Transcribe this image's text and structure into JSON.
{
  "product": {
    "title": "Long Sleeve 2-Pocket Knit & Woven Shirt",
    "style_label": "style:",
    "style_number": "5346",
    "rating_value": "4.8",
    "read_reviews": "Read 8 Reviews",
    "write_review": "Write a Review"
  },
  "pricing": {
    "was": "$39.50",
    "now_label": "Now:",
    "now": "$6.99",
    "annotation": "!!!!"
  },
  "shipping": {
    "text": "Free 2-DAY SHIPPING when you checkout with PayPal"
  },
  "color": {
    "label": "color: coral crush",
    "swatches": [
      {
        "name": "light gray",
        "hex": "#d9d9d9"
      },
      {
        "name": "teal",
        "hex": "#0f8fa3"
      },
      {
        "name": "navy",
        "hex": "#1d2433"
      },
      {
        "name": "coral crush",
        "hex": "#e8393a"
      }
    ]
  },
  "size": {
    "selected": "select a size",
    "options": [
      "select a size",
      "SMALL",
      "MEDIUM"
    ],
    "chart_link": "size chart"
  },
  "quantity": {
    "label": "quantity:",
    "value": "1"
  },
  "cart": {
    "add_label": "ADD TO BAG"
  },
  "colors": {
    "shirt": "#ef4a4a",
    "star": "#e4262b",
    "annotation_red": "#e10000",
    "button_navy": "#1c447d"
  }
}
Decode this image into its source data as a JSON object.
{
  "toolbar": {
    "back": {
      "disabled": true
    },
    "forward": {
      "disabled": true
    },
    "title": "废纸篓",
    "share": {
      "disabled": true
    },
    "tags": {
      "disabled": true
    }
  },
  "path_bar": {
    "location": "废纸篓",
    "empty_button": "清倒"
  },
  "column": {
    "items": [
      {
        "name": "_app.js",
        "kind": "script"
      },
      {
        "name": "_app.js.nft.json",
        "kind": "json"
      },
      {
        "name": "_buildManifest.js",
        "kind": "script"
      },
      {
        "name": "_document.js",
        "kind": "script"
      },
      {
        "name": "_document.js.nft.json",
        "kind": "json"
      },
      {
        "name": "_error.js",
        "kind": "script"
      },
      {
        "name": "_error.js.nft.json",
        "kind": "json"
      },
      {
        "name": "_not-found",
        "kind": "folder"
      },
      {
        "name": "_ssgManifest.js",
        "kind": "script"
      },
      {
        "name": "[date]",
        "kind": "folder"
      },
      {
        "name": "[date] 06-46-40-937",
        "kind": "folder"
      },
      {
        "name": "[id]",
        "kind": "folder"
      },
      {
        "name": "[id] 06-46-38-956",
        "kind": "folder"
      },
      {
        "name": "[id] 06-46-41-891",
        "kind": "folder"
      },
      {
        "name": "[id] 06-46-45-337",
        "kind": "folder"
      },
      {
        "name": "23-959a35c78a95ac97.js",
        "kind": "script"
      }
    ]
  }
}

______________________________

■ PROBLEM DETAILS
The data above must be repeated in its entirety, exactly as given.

■ TASK ANSWER
Transcribe this image's text and structure into JSON.
{
  "product": {
    "title": "Long Sleeve 2-Pocket Knit & Woven Shirt",
    "style_label": "style:",
    "style_number": "5346",
    "rating_value": "4.8",
    "read_reviews": "Read 8 Reviews",
    "write_review": "Write a Review"
  },
  "pricing": {
    "was": "$39.50",
    "now_label": "Now:",
    "now": "$6.99",
    "annotation": "!!!!"
  },
  "shipping": {
    "text": "Free 2-DAY SHIPPING when you checkout with PayPal"
  },
  "color": {
    "label": "color: coral crush",
    "swatches": [
      {
        "name": "light gray",
        "hex": "#d9d9d9"
      },
      {
        "name": "teal",
        "hex": "#0f8fa3"
      },
      {
        "name": "navy",
        "hex": "#1d2433"
      },
      {
        "name": "coral crush",
        "hex": "#e8393a"
      }
    ]
  },
  "size": {
    "selected": "select a size",
    "options": [
      "select a size",
      "SMALL",
      "MEDIUM"
    ],
    "chart_link": "size chart"
  },
  "quantity": {
    "label": "quantity:",
    "value": "1"
  },
  "cart": {
    "add_label": "ADD TO BAG"
  },
  "colors": {
    "shirt": "#ef4a4a",
    "star": "#e4262b",
    "annotation_red": "#e10000",
    "button_navy": "#1c447d"
  }
}
Decode this image into its source data as a JSON object.
{
  "toolbar": {
    "back": {
      "disabled": true
    },
    "forward": {
      "disabled": true
    },
    "title": "废纸篓",
    "share": {
      "disabled": true
    },
    "tags": {
      "disabled": true
    }
  },
  "path_bar": {
    "location": "废纸篓",
    "empty_button": "清倒"
  },
  "column": {
    "items": [
      {
        "name": "_app.js",
        "kind": "script"
      },
      {
        "name": "_app.js.nft.json",
        "kind": "json"
      },
      {
        "name": "_buildManifest.js",
        "kind": "script"
      },
      {
        "name": "_document.js",
        "kind": "script"
      },
      {
        "name": "_document.js.nft.json",
        "kind": "json"
      },
      {
        "name": "_error.js",
        "kind": "script"
      },
      {
        "name": "_error.js.nft.json",
        "kind": "json"
      },
      {
        "name": "_not-found",
        "kind": "folder"
      },
      {
        "name": "_ssgManifest.js",
        "kind": "script"
      },
      {
        "name": "[date]",
        "kind": "folder"
      },
      {
        "name": "[date] 06-46-40-937",
        "kind": "folder"
      },
      {
        "name": "[id]",
        "kind": "folder"
      },
      {
        "name": "[id] 06-46-38-956",
        "kind": "folder"
      },
      {
        "name": "[id] 06-46-41-891",
        "kind": "folder"
      },
      {
        "name": "[id] 06-46-45-337",
        "kind": "folder"
      },
      {
        "name": "23-959a35c78a95ac97.js",
        "kind": "script"
      }
    ]
  }
}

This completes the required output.